The Journals of Lewis & Clark: Lewis, January 9, 1806
Lewis, January 9, 1806
Friday January 9th 1806. Our men are now very much engaged in dressing Elk and Deer skins for mockersons and cloathing. the deer are extreemly scarce in this neighbourhood, some are to be found near the praries and open grounds along the coast. this evening we heard seven guns in quick succession after each other, they appeared to be on the Creek to the South of us and several miles distant; I expect that the hunters Drewyer and Collins have fallen in with a gang of Elk. some marrow bones and a little fresh meat would be exceptable; I have been living for two days past on poor dryed Elk, or jurk as the hunters term it.

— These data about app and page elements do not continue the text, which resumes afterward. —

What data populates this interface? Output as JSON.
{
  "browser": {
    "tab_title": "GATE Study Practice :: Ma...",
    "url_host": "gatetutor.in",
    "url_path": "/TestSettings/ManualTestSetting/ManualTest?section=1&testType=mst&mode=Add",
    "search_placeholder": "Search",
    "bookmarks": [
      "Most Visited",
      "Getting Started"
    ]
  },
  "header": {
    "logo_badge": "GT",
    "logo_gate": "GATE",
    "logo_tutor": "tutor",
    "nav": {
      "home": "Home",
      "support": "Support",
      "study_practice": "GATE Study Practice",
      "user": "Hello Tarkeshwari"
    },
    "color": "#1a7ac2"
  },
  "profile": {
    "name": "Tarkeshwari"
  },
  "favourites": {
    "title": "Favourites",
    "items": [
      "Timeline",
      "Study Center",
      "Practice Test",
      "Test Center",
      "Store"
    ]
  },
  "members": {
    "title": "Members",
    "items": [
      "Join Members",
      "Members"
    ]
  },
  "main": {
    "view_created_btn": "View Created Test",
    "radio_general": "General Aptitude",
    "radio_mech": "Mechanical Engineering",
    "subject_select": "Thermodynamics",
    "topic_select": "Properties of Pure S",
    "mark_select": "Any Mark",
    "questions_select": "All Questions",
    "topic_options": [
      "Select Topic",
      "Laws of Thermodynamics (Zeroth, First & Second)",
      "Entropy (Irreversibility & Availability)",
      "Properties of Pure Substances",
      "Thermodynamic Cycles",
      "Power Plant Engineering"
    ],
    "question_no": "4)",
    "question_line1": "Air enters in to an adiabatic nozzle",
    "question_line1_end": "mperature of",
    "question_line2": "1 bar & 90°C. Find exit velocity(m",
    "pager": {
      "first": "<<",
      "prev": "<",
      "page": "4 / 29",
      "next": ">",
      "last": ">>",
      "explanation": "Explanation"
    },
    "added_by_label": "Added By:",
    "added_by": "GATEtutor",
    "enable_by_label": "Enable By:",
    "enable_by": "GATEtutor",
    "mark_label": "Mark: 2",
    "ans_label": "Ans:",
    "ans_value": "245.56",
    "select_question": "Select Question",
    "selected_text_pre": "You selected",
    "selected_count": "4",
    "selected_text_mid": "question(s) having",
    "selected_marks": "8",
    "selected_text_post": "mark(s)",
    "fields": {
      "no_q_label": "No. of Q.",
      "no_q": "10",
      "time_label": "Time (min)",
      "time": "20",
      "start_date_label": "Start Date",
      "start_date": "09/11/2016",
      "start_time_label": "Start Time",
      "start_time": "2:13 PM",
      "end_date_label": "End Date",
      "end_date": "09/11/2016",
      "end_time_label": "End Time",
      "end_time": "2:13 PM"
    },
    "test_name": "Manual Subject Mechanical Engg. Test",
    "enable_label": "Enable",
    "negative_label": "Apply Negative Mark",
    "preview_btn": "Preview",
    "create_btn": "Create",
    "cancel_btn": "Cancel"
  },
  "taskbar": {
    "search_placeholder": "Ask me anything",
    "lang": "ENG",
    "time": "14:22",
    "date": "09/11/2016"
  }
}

The Clatsops Chinnooks &c. bury their dead in their canoes. for this purpose four pieces of split timber are set erect on end, and sunk a few feet in the grown, each brace having their flat sides opposite to each other and sufficiently far assunder to admit the width of the canoes in which the dead are to be deposited; through each of these perpendicular posts, at the hight of six feet a mortice is cut, through which two bars of wood are incerted; on these cross bars a small canoe is placed in which the body is laid after being carefully roled in a robe of some dressed skins; a paddle is also deposited with them; a larger canoe is now reversed, overlaying and imbracing the small one, and resting with it's gunwals on the cross bars; one or more large mats of rushes or flags are then roled around the canoes and the whole securely lashed with a long cord, usually made of the bark of the Arbor vita or white cedar. on the cross bars which support the canoes is frequently hung or laid various articles of cloathing culinary eutensels &c. I cannot understand them sufficiently to make any enquiries relitive to their religeous opinions, but presume from their depositing various articles with their dead, that they believe in a state of future existence.
The persons who usually visit the entrance of this river for the purpose of traffic or hunting I believe are either English or Americans; the Indians inform us that they speak the same language with ourselves, and give us proofs of their varacity by repeating many words of English, as musquit, powder, shot, nife, file, damned rascal, sun of a bitch &c. whether these traders are from Nootka sound, from some other late establishment on this coast, or immediately from the U States or Great Brittain, I am at a loss to determine, nor can the Indians inform us. the Indians whom I have asked in what direction the traders go when they depart from hence, or arrive here, always point to the S. W. from which it is presumeable that Nootka cannot be their destination; and as from Indian information a majority of these traders annually visit them about the beginning of April and remain with them six or seven Months, they cannot come immediately from Great Britain or the U States, the distance being too great for them to go and return in the ballance of the year. from this circumstance I am sometimes induced to believe that there is some other establishment on the coast of America south West of this place of which little is but yet known to the world, or it may be perhaps on some Island in the pacific ocean between the Continents of Asia and America to the South West of us. This traffic on the part of the whites consists in vending, guns, (principally old british or American musquits) powder, balls and Shot, Copper and brass kettles, brass teakettles and coffee pots, blankets from two to three point, scarlet and blue Cloth (coarse), plates and strips of sheet copper and brass, large brass wire, knives, beads and tobacco with fishinghooks buttons and some other small articles; also a considerable quantity of Sailor's cloaths, as hats coats, trowsers and shirts. for these they receive in return from the natives, dressed and undressed Elkskins, skins of the sea Otter, common Otter, beaver, common fox, spuck, and tiger cat; also dryed and pounded sammon in baskets, and a kind of buisquit, which the natives make of roots called by them shappelell. The natives are extravegantly fond of the most common cheap blue and white beads, of moderate size, or such that from 50 to 70 will weigh one penneyweight. the blue is usually pefered to the white; these beads constitute the principal circulating medium with all the indian tribes on this river; for these beads they will dispose any article they possess.- the beads are strung on strans of a fathom in length and in that manner sold by the bredth or yard.-